The EITC is what’s called a refundable tax credit, and refundable tax credits are a thing of wonder: They can turn a tax bill into a tax refund, or a refund into a bigger refund. For example, let’s say you owed $100 in taxes but had a $500 EITC credit. You’d get a $400 refund from the Internal Revenue Service.
The EITC is no longer available to people 65 and older, as it was for the 2021 tax year, a provision that AARP strongly opposes. “Placing an age cap on the EITC is a blatant form of age discrimination,” says Holly Biglow, a government affairs director at AARP focused on older workers. “Older workers should not lose a valuable credit simply because they turn 65. Congress must act to end this legal form of age discrimination and ensure older workers have access to the same tax credits as their younger counterparts,” Biglow says.

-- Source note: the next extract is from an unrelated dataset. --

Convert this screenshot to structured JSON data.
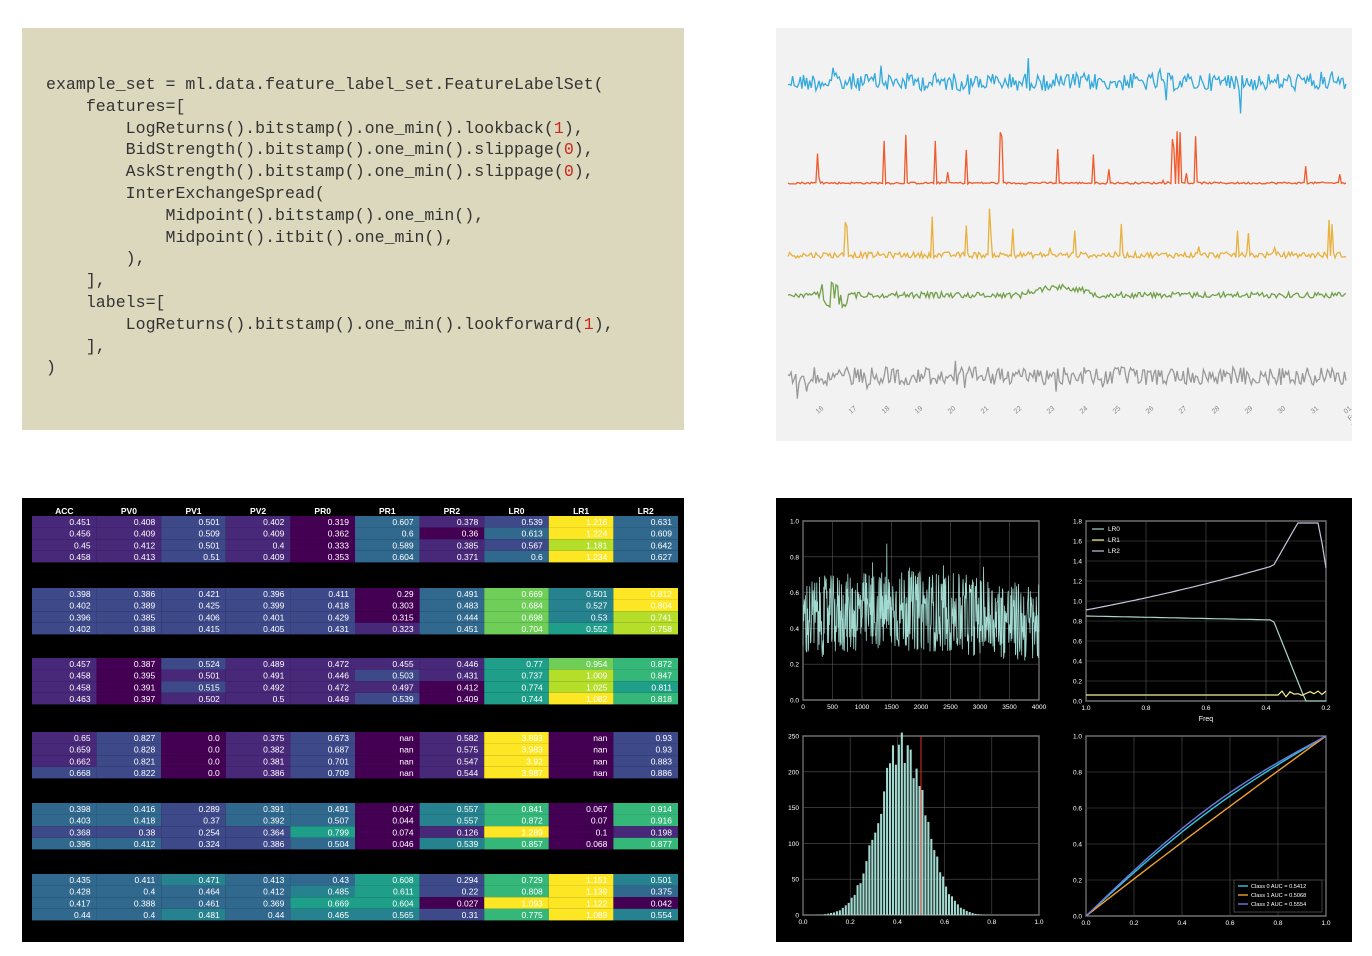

The EITC is aimed at workers with low income, and particularly those with qualified children, although you can claim the EITC if you don’t have a child. To qualify, you must have worked and earned income of less than $59,187 in the 2022 tax year. You must have had investment income of less than $10,300. You must have a valid Social Security number and you must have been a U.S. citizen or resident alien all year.
Qualified children must be under the age of 19, or, if a student, under 24. There is no age limit for permanently disabled children. The child must be your son, daughter, grandchild, stepchild or adopted child; younger sibling, step-sibling, half-sibling or their descendant; or a foster child placed with you by a government agency. The child must also have lived with you for at least half the year.